In order to reduce the labor burden on the driver of a forwarder in this type of work environment, technology has been developed to enable remote control of all driving and other operations from a comfortable indoor location, i.e., a driver would not be needed on-board the forwarder. Furthermore, by equipping the forwarder with an automatic-travel function, the need to have a driver present for the driving operations is also eliminated. However, as the automatic-travel function relies on a global navigation satellite system (GNSS), the automatic-travel function can only be used in locations wherein the positioning precision via GNSS can be sufficiently ensured. Thus, the use of this function is limited to locations wherein the positioning error is large such as in forests; in these locations, the forwarder is switched to remote operations and is remotely controlled by a driver.

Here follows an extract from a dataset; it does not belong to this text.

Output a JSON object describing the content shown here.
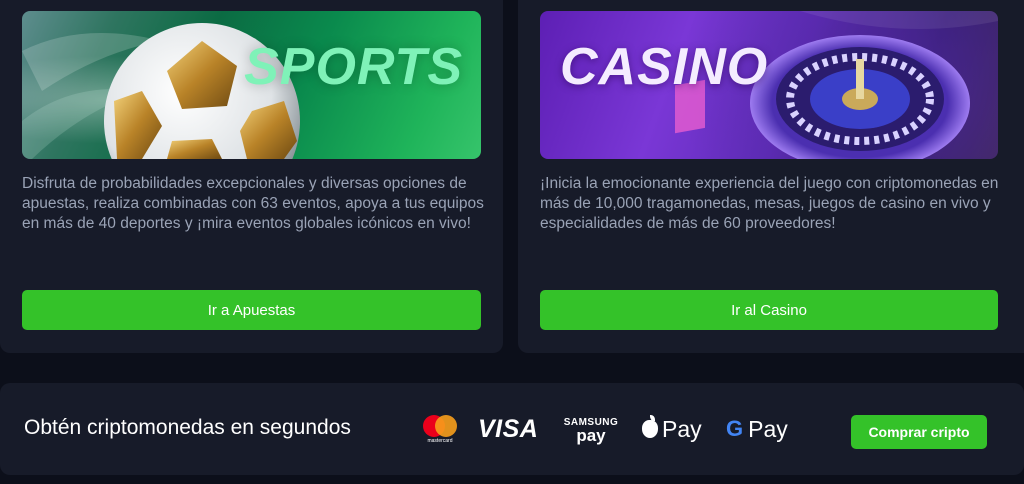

Demonstration tests were performed using the developed forwarder. It was found that the operational efficiency decreased by about 50% when using remote operations compared with when operations were conducted with a driver on-board. Furthermore, elements such as comfort and safety were highly rated by the test subjects. However, in automatic-travel tests, the control error was found to be equal to or greater than half the vehicle width. Therefore, it was concluded that the strip road must be wide. If the necessary width can be implemented, automatic travel can be performed at the same speed as when the machine was operated by an on-board driver.

Based on these results, a forwarder equipped with remote-operation capabilities and an automatic-travel function effectively reduces the burden on the driver. Thus, the introduction of these functions would be beneficial to logging operations.

 

Photo: Forwarder equipped with remote-operation capabilities and
Photo: Forwarder equipped with remote-operation capabilities and an automatic-travel function